The next-Sunday Manchester benefit concert, planned after the deadly attack executed by a 23-year-old English kamikaze during a show of Ariana Grande two weeks ago, is a huge response to the terrorism. It could be considered an example of restorative justice.

Such as the slogan "Je Suis Charlie" has been after the Paris attacks: "It's true that this demonstration did not involve any encounter between victim and offenders, and yet it's impetus goes at the core of restorative justice" said Theo Gavrielides, about that phrase. Gavrielides is founder and co-director of "Restorative Justice for all institute".

The individuals as public victims

In fact, restorative justice is a different way of conceiving the relation between victim and criminal. According to this point of view, society has not only to punish the crime, but also take care of the victims. It plays an active role thinking of a new relation with the crime and with the criminal.

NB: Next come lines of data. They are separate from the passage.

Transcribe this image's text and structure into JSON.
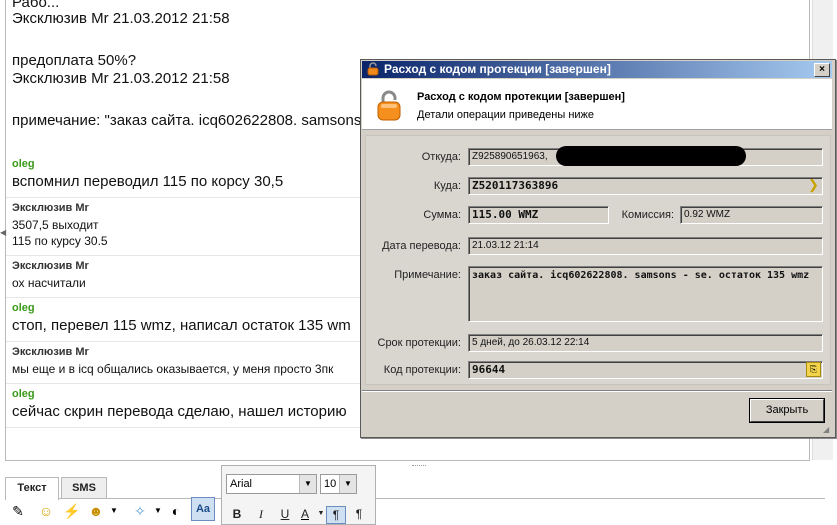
{
  "chat": {
    "messages": [
      {
        "author": "",
        "lines": [
          "Эксклюзив Mr 21.03.2012 21:58"
        ],
        "size": "big"
      },
      {
        "author": "",
        "lines": [
          "предоплата 50%?",
          "Эксклюзив Mr 21.03.2012 21:58"
        ],
        "size": "big"
      },
      {
        "author": "",
        "lines": [
          "примечание: \"заказ сайта. icq602622808. samsons"
        ],
        "size": "big"
      },
      {
        "author": "oleg",
        "lines": [
          "вспомнил переводил 115 по корсу 30,5"
        ],
        "size": "big"
      },
      {
        "author": "Эксклюзив Mr",
        "lines": [
          "3507,5 выходит",
          "115 по курсу 30.5"
        ],
        "size": "small"
      },
      {
        "author": "Эксклюзив Mr",
        "lines": [
          "ох насчитали"
        ],
        "size": "small"
      },
      {
        "author": "oleg",
        "lines": [
          "стоп, перевел 115 wmz, написал остаток 135 wm"
        ],
        "size": "big"
      },
      {
        "author": "Эксклюзив Mr",
        "lines": [
          "мы еще и в icq общались оказывается, у меня просто 3пк"
        ],
        "size": "small"
      },
      {
        "author": "oleg",
        "lines": [
          "сейчас скрин перевода сделаю, нашел историю"
        ],
        "size": "big"
      }
    ]
  },
  "input_tabs": {
    "text": "Текст",
    "sms": "SMS"
  },
  "format": {
    "font": "Arial",
    "size": "10",
    "bold": "B",
    "italic": "I",
    "underline": "U",
    "color": "A",
    "aa": "Aa"
  },
  "dialog": {
    "title": "Расход с кодом протекции [завершен]",
    "header_title": "Расход с кодом протекции [завершен]",
    "header_sub": "Детали операции приведены ниже",
    "fields": {
      "from_label": "Откуда:",
      "from_value": "Z925890651963,",
      "to_label": "Куда:",
      "to_value": "Z520117363896",
      "amount_label": "Сумма:",
      "amount_value": "115.00 WMZ",
      "fee_label": "Комиссия:",
      "fee_value": "0.92 WMZ",
      "date_label": "Дата перевода:",
      "date_value": "21.03.12 21:14",
      "note_label": "Примечание:",
      "note_value": "заказ сайта. icq602622808. samsons - se. остаток 135 wmz",
      "term_label": "Срок протекции:",
      "term_value": "5 дней, до 26.03.12 22:14",
      "code_label": "Код протекции:",
      "code_value": "96644"
    },
    "close_label": "Закрыть",
    "close_x": "×"
  },
  "colors": {
    "accent_green": "#3a9a1a",
    "titlebar": "#0a246a"
  }
}
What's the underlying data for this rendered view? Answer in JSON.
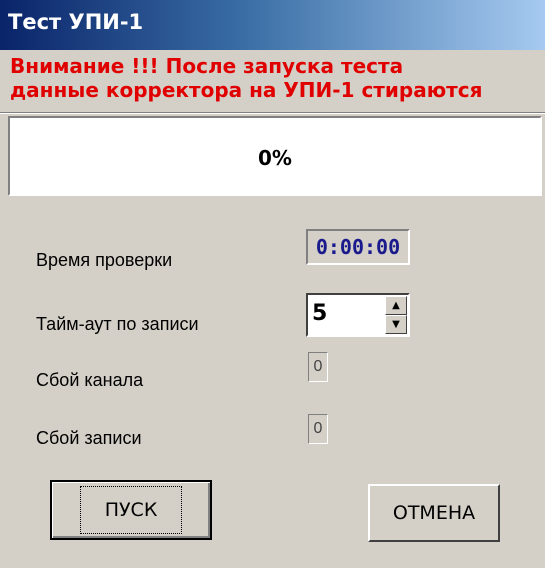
{
  "window": {
    "title": "Тест УПИ-1"
  },
  "warning": {
    "line1": "Внимание !!! После запуска теста",
    "line2": "данные корректора на УПИ-1 стираются"
  },
  "progress": {
    "text": "0%",
    "value": 0
  },
  "fields": {
    "check_time_label": "Время проверки",
    "check_time_value": "0:00:00",
    "timeout_label": "Тайм-аут по записи",
    "timeout_value": "5",
    "channel_fail_label": "Сбой канала",
    "channel_fail_value": "0",
    "write_fail_label": "Сбой записи",
    "write_fail_value": "0"
  },
  "buttons": {
    "start_label": "ПУСК",
    "cancel_label": "ОТМЕНА"
  },
  "colors": {
    "warning": "#e00000",
    "title_bar_start": "#0a246a",
    "title_bar_end": "#a6caf0",
    "time_text": "#1a1a8c"
  },
  "icons": {
    "spin_up": "triangle-up-icon",
    "spin_down": "triangle-down-icon"
  }
}
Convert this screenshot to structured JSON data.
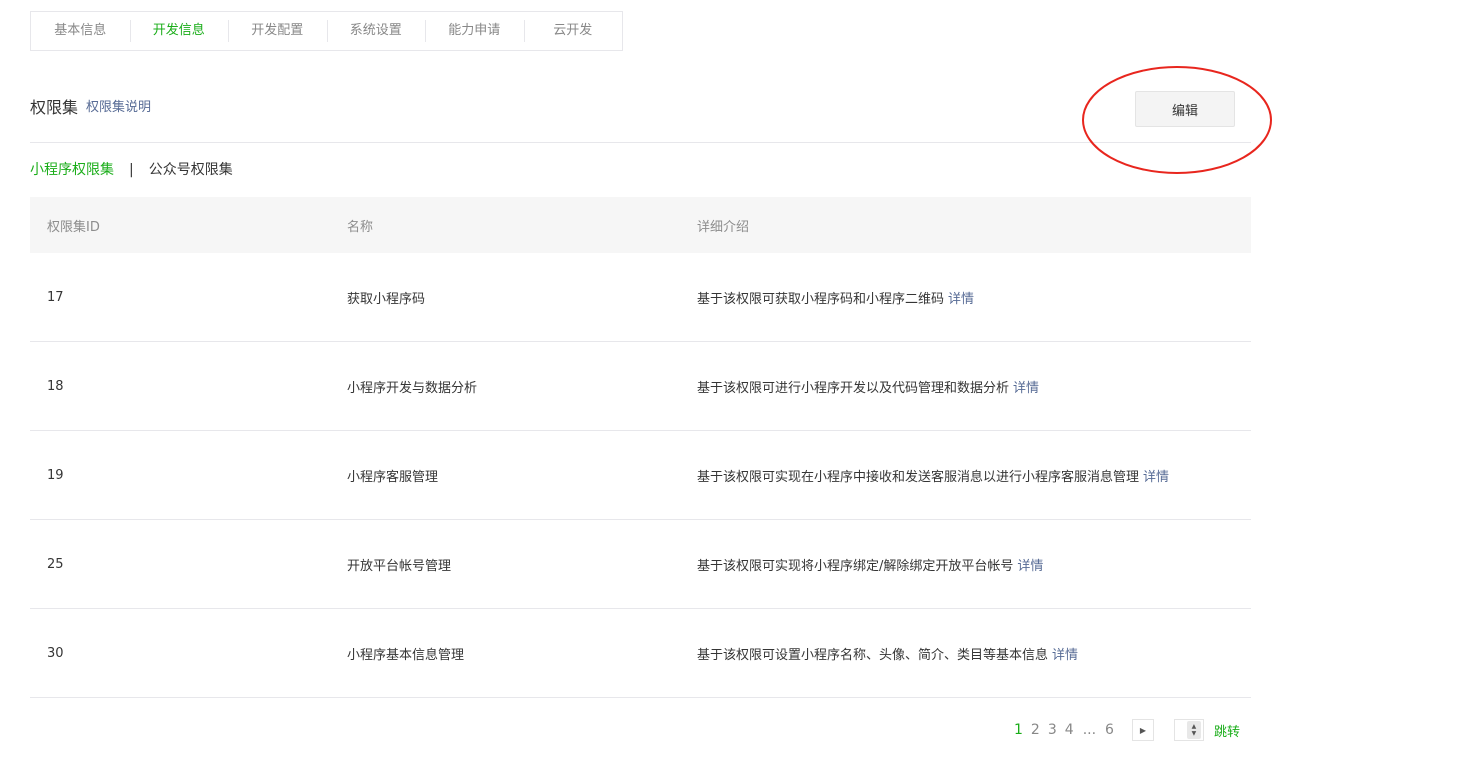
{
  "tabs": [
    {
      "label": "基本信息"
    },
    {
      "label": "开发信息"
    },
    {
      "label": "开发配置"
    },
    {
      "label": "系统设置"
    },
    {
      "label": "能力申请"
    },
    {
      "label": "云开发"
    }
  ],
  "active_tab": "开发信息",
  "section": {
    "title": "权限集",
    "link": "权限集说明",
    "edit_label": "编辑"
  },
  "subtabs": {
    "miniprogram": "小程序权限集",
    "separator": "|",
    "official": "公众号权限集"
  },
  "table": {
    "headers": {
      "id": "权限集ID",
      "name": "名称",
      "desc": "详细介绍"
    },
    "detail_label": "详情",
    "rows": [
      {
        "id": "17",
        "name": "获取小程序码",
        "desc": "基于该权限可获取小程序码和小程序二维码"
      },
      {
        "id": "18",
        "name": "小程序开发与数据分析",
        "desc": "基于该权限可进行小程序开发以及代码管理和数据分析"
      },
      {
        "id": "19",
        "name": "小程序客服管理",
        "desc": "基于该权限可实现在小程序中接收和发送客服消息以进行小程序客服消息管理"
      },
      {
        "id": "25",
        "name": "开放平台帐号管理",
        "desc": "基于该权限可实现将小程序绑定/解除绑定开放平台帐号"
      },
      {
        "id": "30",
        "name": "小程序基本信息管理",
        "desc": "基于该权限可设置小程序名称、头像、简介、类目等基本信息"
      }
    ]
  },
  "pagination": {
    "pages": [
      "1",
      "2",
      "3",
      "4"
    ],
    "ellipsis": "...",
    "last": "6",
    "current": "1",
    "jump_label": "跳转"
  },
  "colors": {
    "accent_green": "#1aad19",
    "link_blue": "#576b95",
    "annotation_red": "#e8261e"
  }
}
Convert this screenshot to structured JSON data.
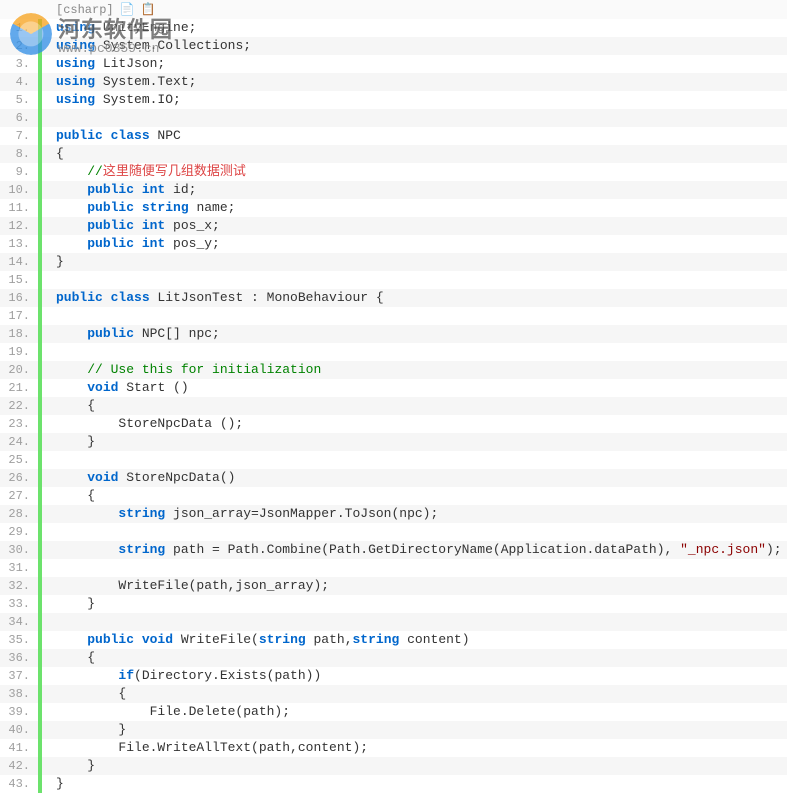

The Manchester concert could be considered an example of this because the tragedy affected also the Public Sphere (that have to be restored) beyond the individuals directly involved. Unlikely other crimes, sure enough, with terrorist attacks also the public is "itself the - albeit secondary and/or additional - target" stated the professor of Tilburg Law School, Antony Pemberton.

John Tullock and Tony Blair on 2005 Underground bombing

Indeed, the attack is directed at victims as representatives of the collective. So, the individuals are identified also as public victims. For this reason public reaction could be different from a private reaction.

After the London Underground bombing of July 7th, 2005, "The Sun" published a picture of John Tullock, an injured person, with a blood-stained face: the headline was "Tell Tony He's Right", referring to then British Prime Minister Tony Blair and his decision on terrorists' treatment.

In reality, Tulloch had already spoken out against Blair before the terroristic assault and remained to do so also after Blair's extension of the period of detention without charge of terrorist suspects to 90 days.

Morrisey against Theresa May

In the case of Manchester, we can see the same gap between public and private sphere of the individuals.

The former "The Smiths" frontman Steven Patrick Morrissey wrote last Tuesday a post on Facebook criticising the PM Theresa May.

She "says such attacks 'will not break us'", - wrote the singer - "but her own life is lived in a bullet-proof bubble, and she evidently does not need to identify any young people today in Manchester morgues". The question is still if individuals are considered single citizens or representatives for the collectivity. Private hurts are considered difficult to forget instead of public hurts that needed to be recovered rapidly.

So the new Manchester concert is a way to centre the victims - as restorative justice claims, but only the public-side of them. For the private-side, a difficult and inclusive path of restorative practices should be pursued.